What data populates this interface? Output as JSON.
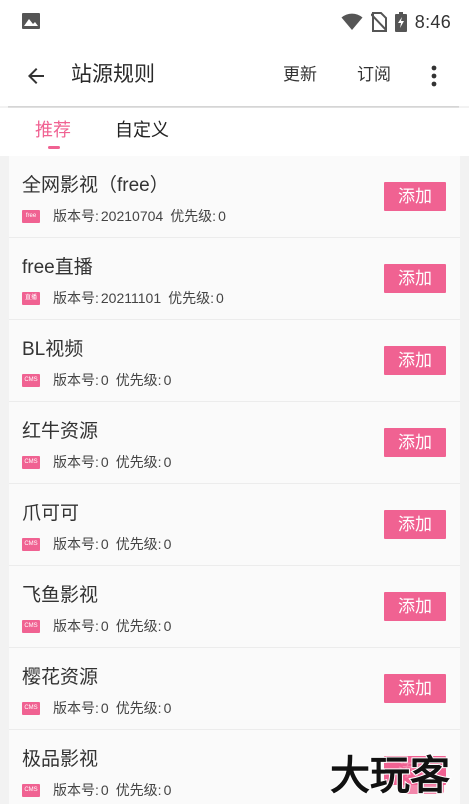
{
  "status_bar": {
    "time": "8:46",
    "icons": [
      "gallery-icon",
      "wifi-icon",
      "no-sim-icon",
      "battery-charging-icon"
    ]
  },
  "app_bar": {
    "title": "站源规则",
    "actions": {
      "update": "更新",
      "subscribe": "订阅"
    },
    "icons": [
      "back-arrow-icon",
      "more-vert-icon"
    ]
  },
  "tabs": {
    "recommended": "推荐",
    "custom": "自定义",
    "active": "recommended"
  },
  "list": {
    "version_label": "版本号:",
    "priority_label": "优先级:",
    "add_label": "添加",
    "items": [
      {
        "name": "全网影视（free）",
        "tag": "free",
        "version": "20210704",
        "priority": "0"
      },
      {
        "name": "free直播",
        "tag": "直播",
        "version": "20211101",
        "priority": "0"
      },
      {
        "name": "BL视频",
        "tag": "CMS",
        "version": "0",
        "priority": "0"
      },
      {
        "name": "红牛资源",
        "tag": "CMS",
        "version": "0",
        "priority": "0"
      },
      {
        "name": "爪可可",
        "tag": "CMS",
        "version": "0",
        "priority": "0"
      },
      {
        "name": "飞鱼影视",
        "tag": "CMS",
        "version": "0",
        "priority": "0"
      },
      {
        "name": "樱花资源",
        "tag": "CMS",
        "version": "0",
        "priority": "0"
      },
      {
        "name": "极品影视",
        "tag": "CMS",
        "version": "0",
        "priority": "0"
      }
    ]
  },
  "watermark": {
    "text": "大玩客"
  },
  "colors": {
    "accent": "#f06292",
    "background": "#f2f2f2",
    "row_background": "#fafafa",
    "text_primary": "#333333"
  }
}
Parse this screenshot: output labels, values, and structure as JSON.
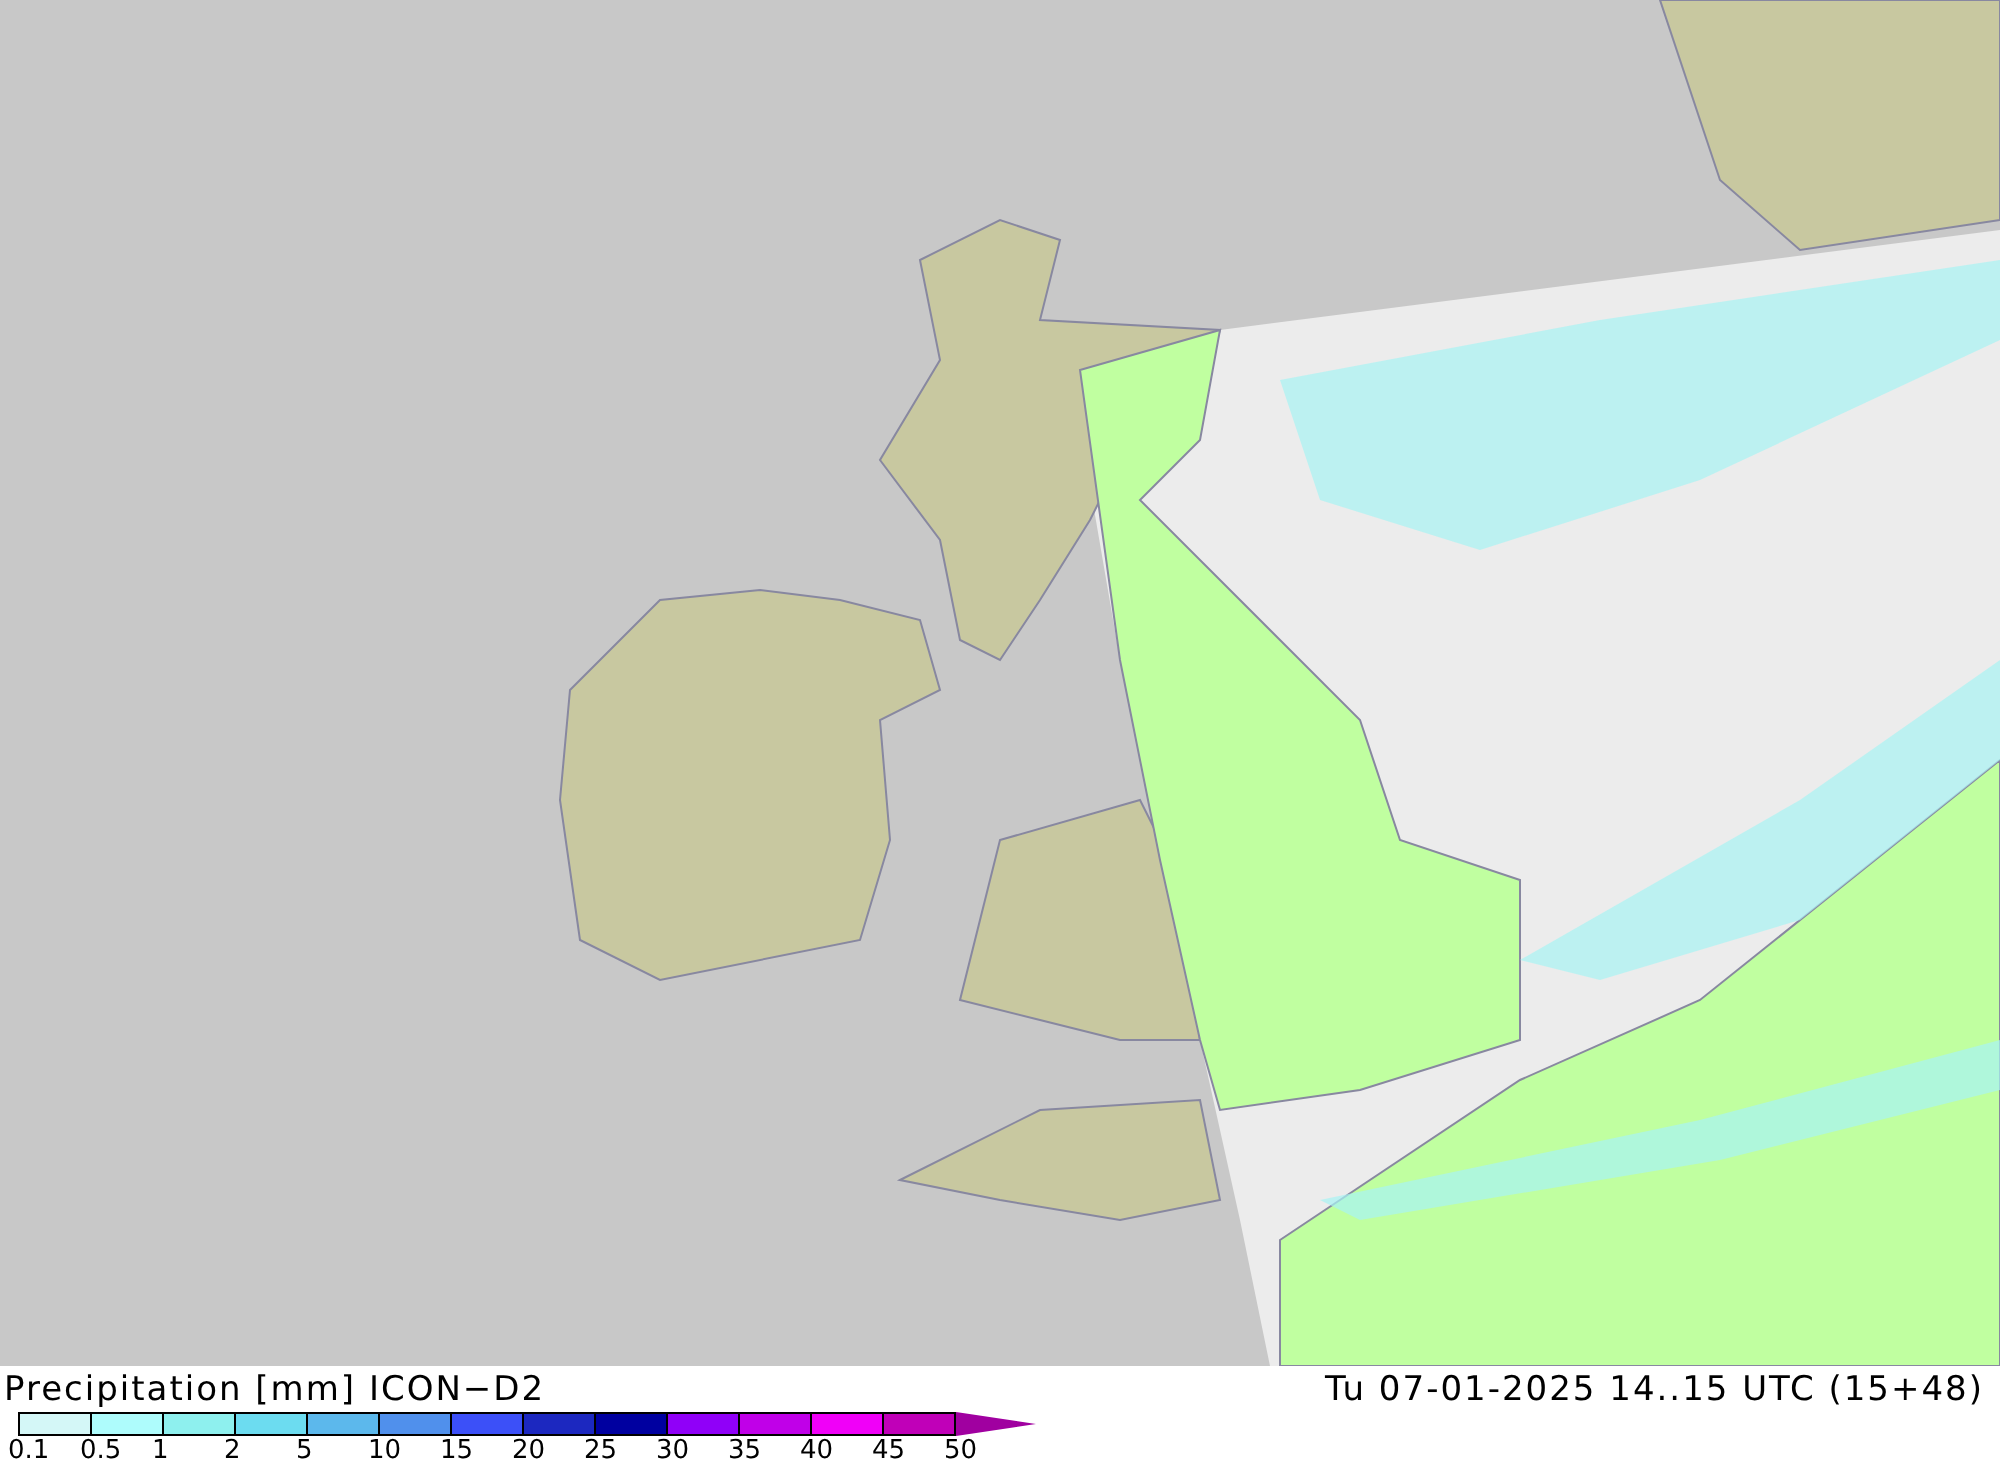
{
  "legend": {
    "title": "Precipitation [mm] ICON−D2",
    "valid_time": "Tu 07-01-2025 14..15 UTC (15+48)",
    "segments": [
      {
        "color": "#d4f7f7"
      },
      {
        "color": "#aefcfc"
      },
      {
        "color": "#8ef0ee"
      },
      {
        "color": "#6cdcf0"
      },
      {
        "color": "#5cb8ec"
      },
      {
        "color": "#5090ec"
      },
      {
        "color": "#3c50f8"
      },
      {
        "color": "#1c28c0"
      },
      {
        "color": "#0000a0"
      },
      {
        "color": "#9000f8"
      },
      {
        "color": "#c000e8"
      },
      {
        "color": "#f000f8"
      },
      {
        "color": "#c000b8"
      }
    ],
    "labels": [
      "0.1",
      "0.5",
      "1",
      "2",
      "5",
      "10",
      "15",
      "20",
      "25",
      "30",
      "35",
      "40",
      "45",
      "50"
    ]
  }
}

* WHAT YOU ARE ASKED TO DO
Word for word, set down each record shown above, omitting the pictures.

* RESPONSE BOX
What data populates this interface? Output as JSON.
{
  "status_bar": {
    "time": "8:46",
    "icons": [
      "gallery-icon",
      "wifi-icon",
      "no-sim-icon",
      "battery-charging-icon"
    ]
  },
  "app_bar": {
    "title": "站源规则",
    "actions": {
      "update": "更新",
      "subscribe": "订阅"
    },
    "icons": [
      "back-arrow-icon",
      "more-vert-icon"
    ]
  },
  "tabs": {
    "recommended": "推荐",
    "custom": "自定义",
    "active": "recommended"
  },
  "list": {
    "version_label": "版本号:",
    "priority_label": "优先级:",
    "add_label": "添加",
    "items": [
      {
        "name": "全网影视（free）",
        "tag": "free",
        "version": "20210704",
        "priority": "0"
      },
      {
        "name": "free直播",
        "tag": "直播",
        "version": "20211101",
        "priority": "0"
      },
      {
        "name": "BL视频",
        "tag": "CMS",
        "version": "0",
        "priority": "0"
      },
      {
        "name": "红牛资源",
        "tag": "CMS",
        "version": "0",
        "priority": "0"
      },
      {
        "name": "爪可可",
        "tag": "CMS",
        "version": "0",
        "priority": "0"
      },
      {
        "name": "飞鱼影视",
        "tag": "CMS",
        "version": "0",
        "priority": "0"
      },
      {
        "name": "樱花资源",
        "tag": "CMS",
        "version": "0",
        "priority": "0"
      },
      {
        "name": "极品影视",
        "tag": "CMS",
        "version": "0",
        "priority": "0"
      }
    ]
  },
  "watermark": {
    "text": "大玩客"
  },
  "colors": {
    "accent": "#f06292",
    "background": "#f2f2f2",
    "row_background": "#fafafa",
    "text_primary": "#333333"
  }
}
Parse this screenshot: output labels, values, and structure as JSON.
{
  "legend": {
    "title": "Precipitation [mm] ICON−D2",
    "valid_time": "Tu 07-01-2025 14..15 UTC (15+48)",
    "segments": [
      {
        "color": "#d4f7f7"
      },
      {
        "color": "#aefcfc"
      },
      {
        "color": "#8ef0ee"
      },
      {
        "color": "#6cdcf0"
      },
      {
        "color": "#5cb8ec"
      },
      {
        "color": "#5090ec"
      },
      {
        "color": "#3c50f8"
      },
      {
        "color": "#1c28c0"
      },
      {
        "color": "#0000a0"
      },
      {
        "color": "#9000f8"
      },
      {
        "color": "#c000e8"
      },
      {
        "color": "#f000f8"
      },
      {
        "color": "#c000b8"
      }
    ],
    "labels": [
      "0.1",
      "0.5",
      "1",
      "2",
      "5",
      "10",
      "15",
      "20",
      "25",
      "30",
      "35",
      "40",
      "45",
      "50"
    ]
  }
}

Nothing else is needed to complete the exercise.